The Braille code is an intrinsic component of literacy for the visually impaired. If “ a person’s level of literacy has a direct impact on both physical and psychological well being… it affects emotional well being by enabling independence and confidence,” (Blake 1) then fluency in the Braille code is of utmost importance to the success and personal satisfaction of blind people. The significance of the Braille code cannot be underestimated for its effect on the literacy of the blind.

Works Cited

About Braille NLS Factsheet. National Library Services. 5 November 2009. Web. 2 April 2010.
Blake, Sarah J. The Importance of Braille Literacy. Blindness Growing Strong. Web. 2 April 2010.

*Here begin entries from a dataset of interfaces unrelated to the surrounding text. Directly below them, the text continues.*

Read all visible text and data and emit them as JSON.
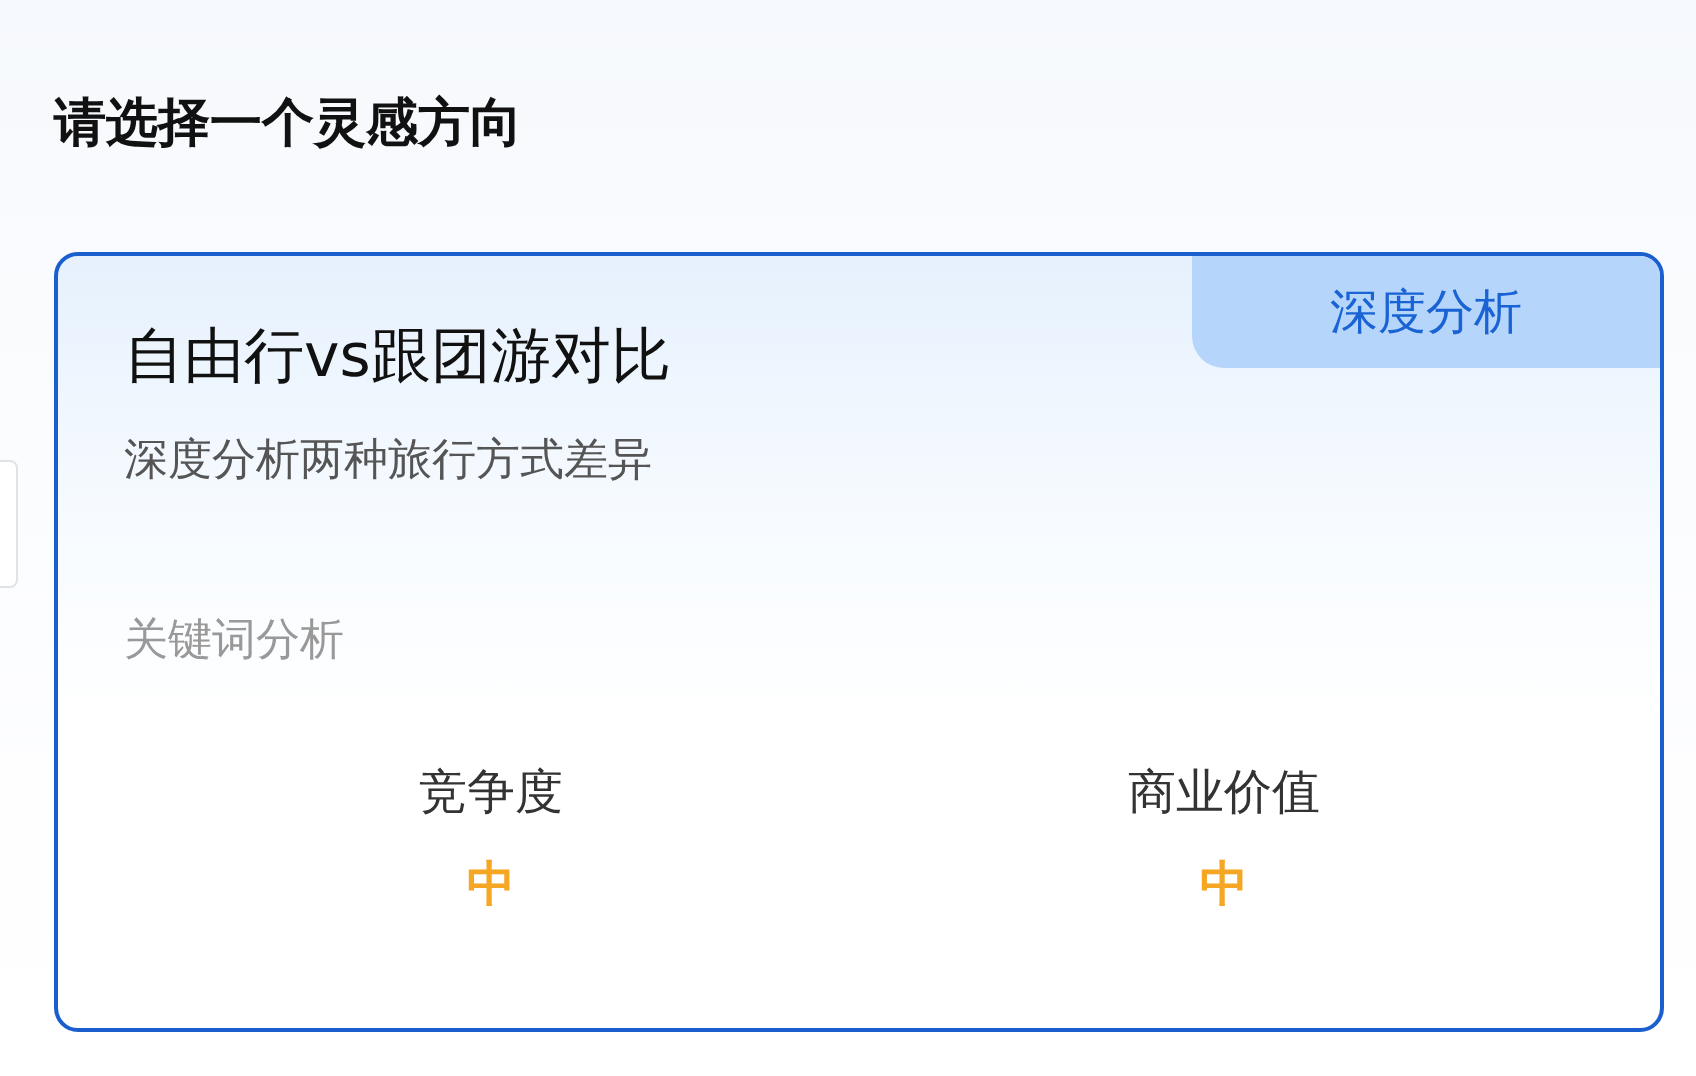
{
  "heading": "请选择一个灵感方向",
  "card": {
    "selected": true,
    "tag": "深度分析",
    "title": "自由行vs跟团游对比",
    "subtitle": "深度分析两种旅行方式差异",
    "section_label": "关键词分析",
    "metrics": [
      {
        "label": "竞争度",
        "value": "中"
      },
      {
        "label": "商业价值",
        "value": "中"
      }
    ]
  }
}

Rex, Evelyn L., Alan J Koening, Diane P. Wormsley and Robert L. Baker. Foundations of Braille Literacy. American Foundation of the Blind, New York: 1994. Print.
Ryles, Ruby. “The Impact of Braille Reading Skills on Employment, Income, Education and Reading Habits. Journal of Visual Impairment and Blindness. 90:3 (1996.) Web. 23 March 2010.
Samuels, Christina A. “Braille Makes a Comeback.” Education Week. 27.43 (2008): 27-29: Academic Search Complete. EBSCO. Web. 3 April 2010.
Spungin, S.J. “Braille and Beyond: Braille Literacy in a Larger Context.” Journal of Visual Impairment and Blindness. 90:3 (1996). Web. 23 March 2010.
Weiss, Ray. “High Tech Advantages Can’t Entirely Replace Braille.” Daytona Beach News Journal. 27 January 2010. Web. 2 April 2010.